You only get a few telling bits and pieces about Mala Srivastava from these paragraphs (there is more to come that I'm not quoting), not a total encapsulation. What you do get, however, is in my view quite provocative and intriguing. Now compare back to the same paragraph from Adiga:
Me, and thousands of others in this country like me, are half-baked, because we were never allowed to complete our schooling. Open our skulls, look in with a penlight, and you’ll find an odd museum of ideas: sentences of history or mathematics remembered from school textbooks (no boy remembers his schooling like the one who was taken out of school, let me assure you), sentences about politics read in a newspaper while waiting for someone to come to an office, triangles and pyramids seen on the torn pages of the old geometry textbooks which every tea shop in this country uses to wrap its snacks in, bits of All India Radio news bulletins, things that drop into your mind, like lizards from the ceiling, in the half hour before falling asleep—all these ideas, half formed and half digested and half correct, mix up with other half-cooked ideas in your head, and I guess these half-formed ideas bugger one another, and make more half-formed ideas, and this is what you act on and live with. (Adiga, The White Tiger)

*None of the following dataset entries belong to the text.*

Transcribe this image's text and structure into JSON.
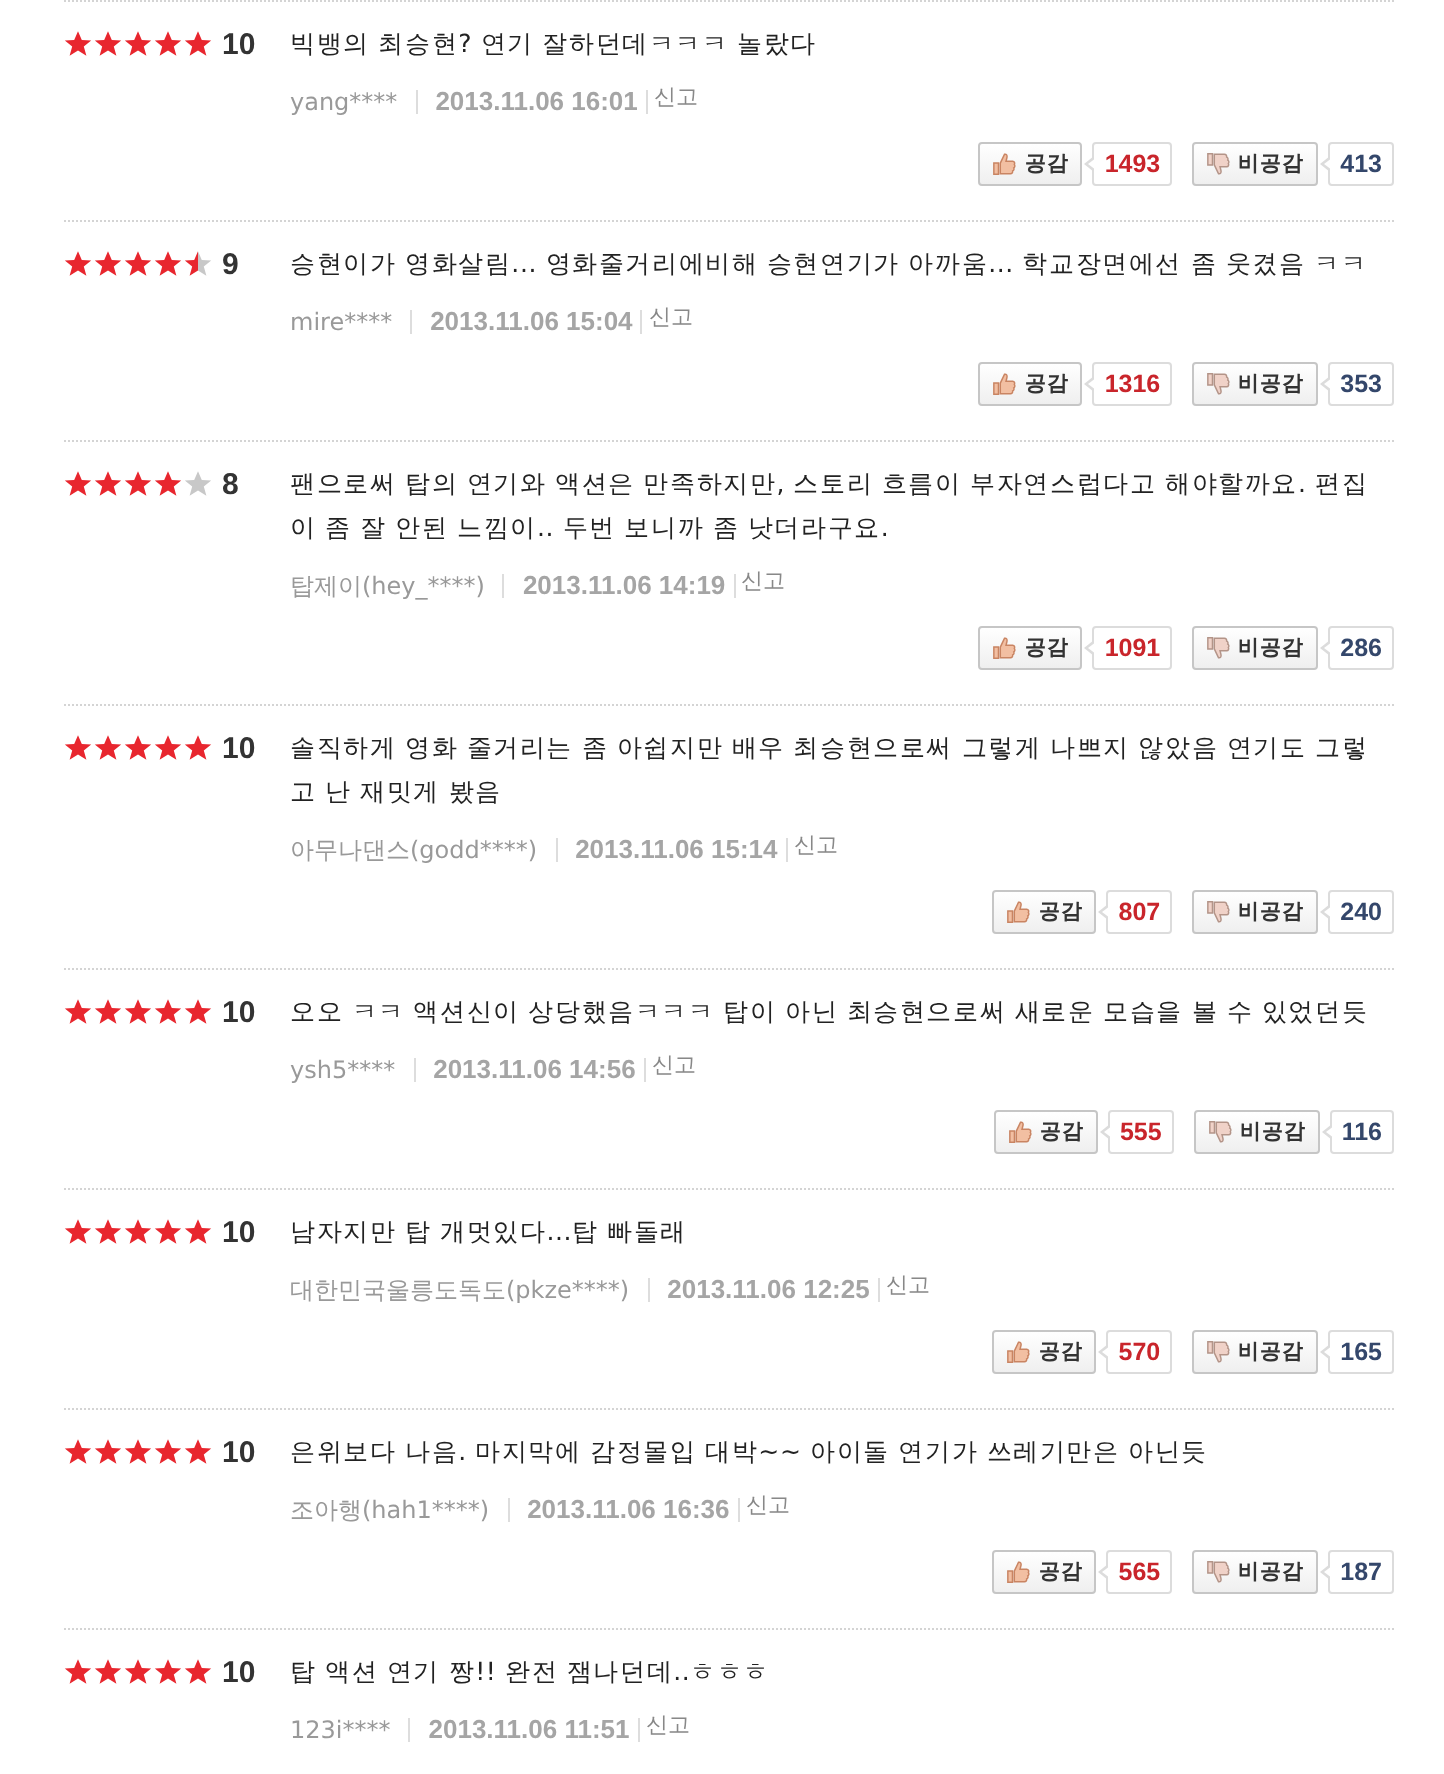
{
  "comments": [
    {
      "stars": 5,
      "score": "10",
      "text": "빅뱅의 최승현? 연기 잘하던데ㅋㅋㅋ 놀랐다",
      "user": "yang****",
      "date": "2013.11.06 16:01",
      "report": "신고",
      "like": {
        "label": "공감",
        "count": "1493"
      },
      "dislike": {
        "label": "비공감",
        "count": "413"
      }
    },
    {
      "stars": 4.5,
      "score": "9",
      "text": "승현이가 영화살림... 영화줄거리에비해 승현연기가 아까움... 학교장면에선 좀 웃겼음 ㅋㅋ",
      "user": "mire****",
      "date": "2013.11.06 15:04",
      "report": "신고",
      "like": {
        "label": "공감",
        "count": "1316"
      },
      "dislike": {
        "label": "비공감",
        "count": "353"
      }
    },
    {
      "stars": 4,
      "score": "8",
      "text": "팬으로써 탑의 연기와 액션은 만족하지만, 스토리 흐름이 부자연스럽다고 해야할까요. 편집이 좀 잘 안된 느낌이.. 두번 보니까 좀 낫더라구요.",
      "user": "탑제이(hey_****)",
      "date": "2013.11.06 14:19",
      "report": "신고",
      "like": {
        "label": "공감",
        "count": "1091"
      },
      "dislike": {
        "label": "비공감",
        "count": "286"
      }
    },
    {
      "stars": 5,
      "score": "10",
      "text": "솔직하게 영화 줄거리는 좀 아쉽지만 배우 최승현으로써 그렇게 나쁘지 않았음 연기도 그렇고 난 재밋게 봤음",
      "user": "아무나댄스(godd****)",
      "date": "2013.11.06 15:14",
      "report": "신고",
      "like": {
        "label": "공감",
        "count": "807"
      },
      "dislike": {
        "label": "비공감",
        "count": "240"
      }
    },
    {
      "stars": 5,
      "score": "10",
      "text": "오오 ㅋㅋ 액션신이 상당했음ㅋㅋㅋ 탑이 아닌 최승현으로써 새로운 모습을 볼 수 있었던듯",
      "user": "ysh5****",
      "date": "2013.11.06 14:56",
      "report": "신고",
      "like": {
        "label": "공감",
        "count": "555"
      },
      "dislike": {
        "label": "비공감",
        "count": "116"
      }
    },
    {
      "stars": 5,
      "score": "10",
      "text": "남자지만 탑 개멋있다...탑 빠돌래",
      "user": "대한민국울릉도독도(pkze****)",
      "date": "2013.11.06 12:25",
      "report": "신고",
      "like": {
        "label": "공감",
        "count": "570"
      },
      "dislike": {
        "label": "비공감",
        "count": "165"
      }
    },
    {
      "stars": 5,
      "score": "10",
      "text": "은위보다 나음. 마지막에 감정몰입 대박~~ 아이돌 연기가 쓰레기만은 아닌듯",
      "user": "조아행(hah1****)",
      "date": "2013.11.06 16:36",
      "report": "신고",
      "like": {
        "label": "공감",
        "count": "565"
      },
      "dislike": {
        "label": "비공감",
        "count": "187"
      }
    },
    {
      "stars": 5,
      "score": "10",
      "text": "탑 액션 연기 짱!! 완전 잼나던데..ㅎㅎㅎ",
      "user": "123i****",
      "date": "2013.11.06 11:51",
      "report": "신고"
    }
  ]
}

This is in fact a perfect encapsulation, so perfect that it doesn't really need personalized details. We have Balram Halwai in a nutshell, which frees Adiga to jump right into his very propulsive plot (and I concede that the novel is highly readable and entertaining; it is also worth noting that this is by no means an easy thing to do).

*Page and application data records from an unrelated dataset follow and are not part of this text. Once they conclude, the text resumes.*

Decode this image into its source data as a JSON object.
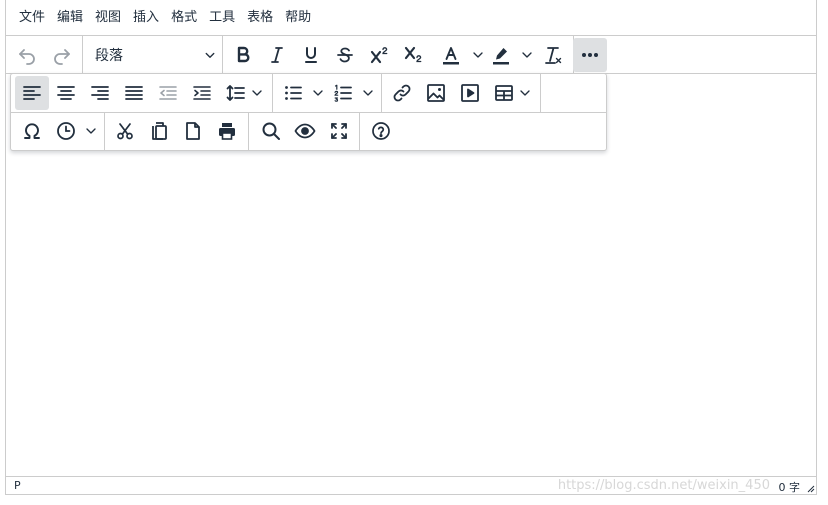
{
  "menubar": {
    "items": [
      "文件",
      "编辑",
      "视图",
      "插入",
      "格式",
      "工具",
      "表格",
      "帮助"
    ]
  },
  "toolbar": {
    "block_format": "段落",
    "icons": [
      "undo-icon",
      "redo-icon",
      "bold-icon",
      "italic-icon",
      "underline-icon",
      "strikethrough-icon",
      "superscript-icon",
      "subscript-icon",
      "text-color-icon",
      "highlight-color-icon",
      "remove-format-icon",
      "more-icon"
    ]
  },
  "overflow_toolbar": {
    "row1_icons": [
      "align-left-icon",
      "align-center-icon",
      "align-right-icon",
      "align-justify-icon",
      "outdent-icon",
      "indent-icon",
      "line-height-icon",
      "bullet-list-icon",
      "numbered-list-icon",
      "link-icon",
      "image-icon",
      "media-icon",
      "table-icon"
    ],
    "row2_icons": [
      "special-char-icon",
      "datetime-icon",
      "cut-icon",
      "copy-icon",
      "new-document-icon",
      "print-icon",
      "search-replace-icon",
      "preview-icon",
      "fullscreen-icon",
      "help-icon"
    ]
  },
  "statusbar": {
    "path": "P",
    "word_count": "0 字",
    "watermark": "https://blog.csdn.net/weixin_450"
  },
  "colors": {
    "border": "#cccccc",
    "text": "#222f3e",
    "active_bg": "#dee0e2"
  }
}
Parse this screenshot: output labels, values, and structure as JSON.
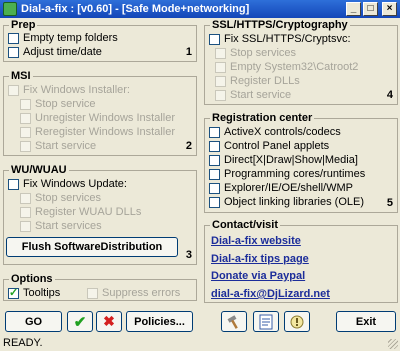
{
  "window": {
    "title": "Dial-a-fix : [v0.60] - [Safe Mode+networking]",
    "min": "_",
    "max": "□",
    "close": "×"
  },
  "prep": {
    "title": "Prep",
    "num": "1",
    "items": [
      "Empty temp folders",
      "Adjust time/date"
    ]
  },
  "msi": {
    "title": "MSI",
    "num": "2",
    "items": [
      "Fix Windows Installer:",
      "Stop service",
      "Unregister Windows Installer",
      "Reregister Windows Installer",
      "Start service"
    ]
  },
  "wu": {
    "title": "WU/WUAU",
    "num": "3",
    "items": [
      "Fix Windows Update:",
      "Stop services",
      "Register WUAU DLLs",
      "Start services"
    ],
    "flush": "Flush SoftwareDistribution"
  },
  "options": {
    "title": "Options",
    "tooltips": "Tooltips",
    "suppress": "Suppress errors"
  },
  "ssl": {
    "title": "SSL/HTTPS/Cryptography",
    "num": "4",
    "items": [
      "Fix SSL/HTTPS/Cryptsvc:",
      "Stop services",
      "Empty System32\\Catroot2",
      "Register DLLs",
      "Start service"
    ]
  },
  "reg": {
    "title": "Registration center",
    "num": "5",
    "items": [
      "ActiveX controls/codecs",
      "Control Panel applets",
      "Direct[X|Draw|Show|Media]",
      "Programming cores/runtimes",
      "Explorer/IE/OE/shell/WMP",
      "Object linking libraries (OLE)"
    ]
  },
  "contact": {
    "title": "Contact/visit",
    "links": [
      "Dial-a-fix website",
      "Dial-a-fix tips page",
      "Donate via Paypal",
      "dial-a-fix@DjLizard.net"
    ]
  },
  "buttons": {
    "go": "GO",
    "check": "✔",
    "x": "✖",
    "policies": "Policies...",
    "exit": "Exit"
  },
  "status": "READY.",
  "colors": {
    "accent": "#1c2d9a",
    "check_green": "#21a121",
    "x_red": "#d42020"
  }
}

These two characters from the two novels have certain things in common (I'll spare you the details), but are drawn very differently. Where with Amitava Kumar's prose you get the definite sense that the narrator cares about Mala Srivastava in her individuality, to me Adiga's style suggests he's more interested in the generalizations about India his Balram Halwai allows him to make, than in Balram himself.

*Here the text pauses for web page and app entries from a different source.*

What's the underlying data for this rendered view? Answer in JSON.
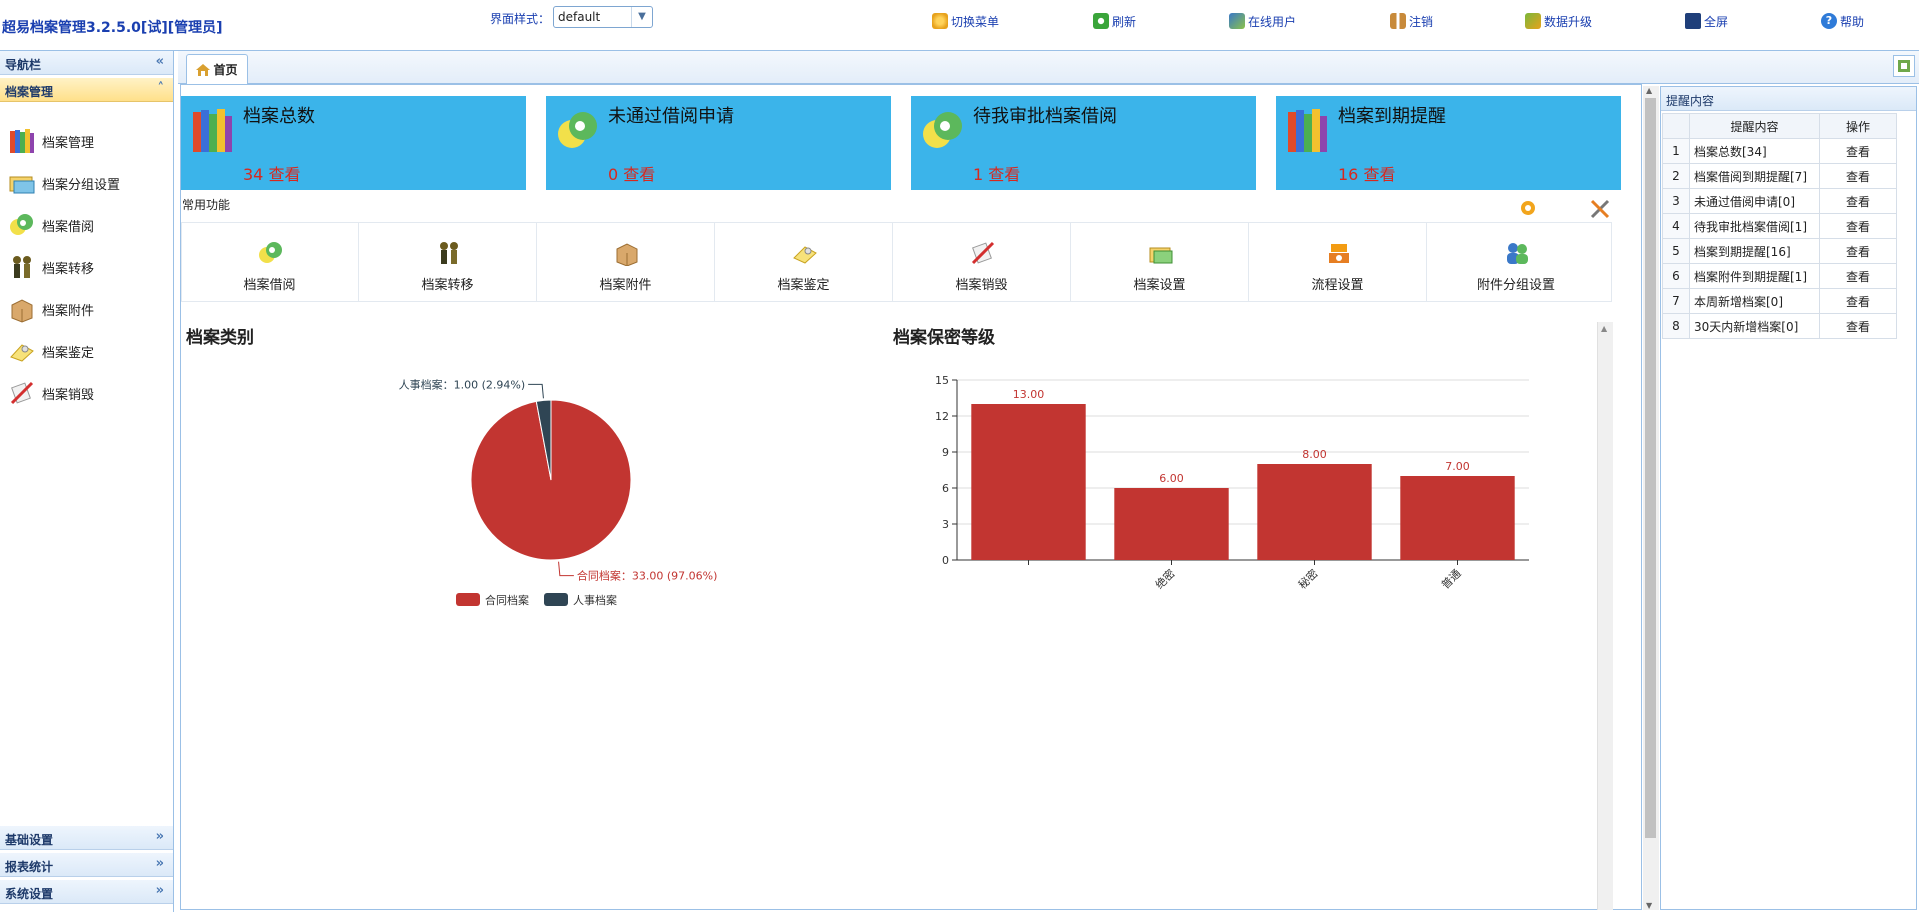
{
  "app": {
    "title": "超易档案管理3.2.5.0[试][管理员]",
    "theme_label": "界面样式：",
    "theme_value": "default"
  },
  "toolbar": {
    "buttons": [
      {
        "label": "切换菜单",
        "icon": "switch-menu-icon",
        "color": "#e7a21c"
      },
      {
        "label": "刷新",
        "icon": "refresh-icon",
        "color": "#3aa53a"
      },
      {
        "label": "在线用户",
        "icon": "online-users-icon",
        "color": "#3a78c8"
      },
      {
        "label": "注销",
        "icon": "logout-icon",
        "color": "#c88a3a"
      },
      {
        "label": "数据升级",
        "icon": "data-upgrade-icon",
        "color": "#7bb83a"
      },
      {
        "label": "全屏",
        "icon": "fullscreen-icon",
        "color": "#1f3f7a"
      },
      {
        "label": "帮助",
        "icon": "help-icon",
        "color": "#2f7bd8"
      }
    ]
  },
  "sidebar": {
    "header": "导航栏",
    "active_group": "档案管理",
    "items": [
      {
        "label": "档案管理",
        "icon": "books-icon"
      },
      {
        "label": "档案分组设置",
        "icon": "folder-group-icon"
      },
      {
        "label": "档案借阅",
        "icon": "borrow-icon"
      },
      {
        "label": "档案转移",
        "icon": "transfer-icon"
      },
      {
        "label": "档案附件",
        "icon": "attachment-box-icon"
      },
      {
        "label": "档案鉴定",
        "icon": "appraise-icon"
      },
      {
        "label": "档案销毁",
        "icon": "destroy-icon"
      }
    ],
    "bottom_groups": [
      "基础设置",
      "报表统计",
      "系统设置"
    ]
  },
  "tabs": {
    "home": "首页"
  },
  "cards": [
    {
      "title": "档案总数",
      "count": "34 查看",
      "icon": "books-icon"
    },
    {
      "title": "未通过借阅申请",
      "count": "0 查看",
      "icon": "borrow-icon"
    },
    {
      "title": "待我审批档案借阅",
      "count": "1 查看",
      "icon": "borrow-icon"
    },
    {
      "title": "档案到期提醒",
      "count": "16 查看",
      "icon": "books-icon"
    }
  ],
  "quick": {
    "label": "常用功能",
    "items": [
      {
        "label": "档案借阅",
        "icon": "borrow-icon"
      },
      {
        "label": "档案转移",
        "icon": "transfer-icon"
      },
      {
        "label": "档案附件",
        "icon": "attachment-box-icon"
      },
      {
        "label": "档案鉴定",
        "icon": "appraise-icon"
      },
      {
        "label": "档案销毁",
        "icon": "destroy-icon"
      },
      {
        "label": "档案设置",
        "icon": "settings-folder-icon"
      },
      {
        "label": "流程设置",
        "icon": "workflow-icon"
      },
      {
        "label": "附件分组设置",
        "icon": "users-group-icon"
      }
    ]
  },
  "reminder": {
    "header": "提醒内容",
    "col_content": "提醒内容",
    "col_op": "操作",
    "rows": [
      {
        "n": "1",
        "content": "档案总数[34]",
        "op": "查看"
      },
      {
        "n": "2",
        "content": "档案借阅到期提醒[7]",
        "op": "查看"
      },
      {
        "n": "3",
        "content": "未通过借阅申请[0]",
        "op": "查看"
      },
      {
        "n": "4",
        "content": "待我审批档案借阅[1]",
        "op": "查看"
      },
      {
        "n": "5",
        "content": "档案到期提醒[16]",
        "op": "查看"
      },
      {
        "n": "6",
        "content": "档案附件到期提醒[1]",
        "op": "查看"
      },
      {
        "n": "7",
        "content": "本周新增档案[0]",
        "op": "查看"
      },
      {
        "n": "8",
        "content": "30天内新增档案[0]",
        "op": "查看"
      }
    ]
  },
  "chart_data": [
    {
      "type": "pie",
      "title": "档案类别",
      "legend_position": "bottom",
      "colors": [
        "#c23531",
        "#2f4554"
      ],
      "slices": [
        {
          "name": "合同档案",
          "value": 33.0,
          "label": "合同档案：33.00 (97.06%)"
        },
        {
          "name": "人事档案",
          "value": 1.0,
          "label": "人事档案：1.00 (2.94%)"
        }
      ]
    },
    {
      "type": "bar",
      "title": "档案保密等级",
      "color": "#c23531",
      "categories": [
        "",
        "绝密",
        "秘密",
        "普通"
      ],
      "values": [
        13,
        6,
        8,
        7
      ],
      "value_labels": [
        "13.00",
        "6.00",
        "8.00",
        "7.00"
      ],
      "ylim": [
        0,
        15
      ],
      "yticks": [
        "0",
        "3",
        "6",
        "9",
        "12",
        "15"
      ],
      "grid": true
    }
  ]
}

I don't want to push on this too hard, and I definitely don't want to get into a tedious "blog-spat" with my friends at Ultrabrown. Though I study and teach literature for a living, one thing I've realized over the years is that taste really is subjective, and one reader's minor glitch is another reader's fatal flaw. It's not a science, and that's something to embrace, not hide from with smarty-pants jargon: I love the fact that I can go out to dinner with a group of Indian software engineers, doctors, and so on, and have great conversations about the books they're reading. (I also love the to-and-fro with readers in blog-land, needless to say.)
A final note. Ironically, though I've now devoted two posts to debunking Adiga (but also congratulating him on his success. Congratulations again!), I could easily see myself teaching The White Tiger in introductory courses on Indian literature to undergraduates. It is likely to appeal to my students, while also giving me good reasons to talk about the social issues and cultural phenomena Adiga invokes in his book. (I've had good success teaching other books I haven't loved, including Mohsin Hamid's two novels; both Moth Smoke and The Reluctant Fundamentalist actually worked better than personal favorites of mine, such as The Satanic Verses and A Fina Balance).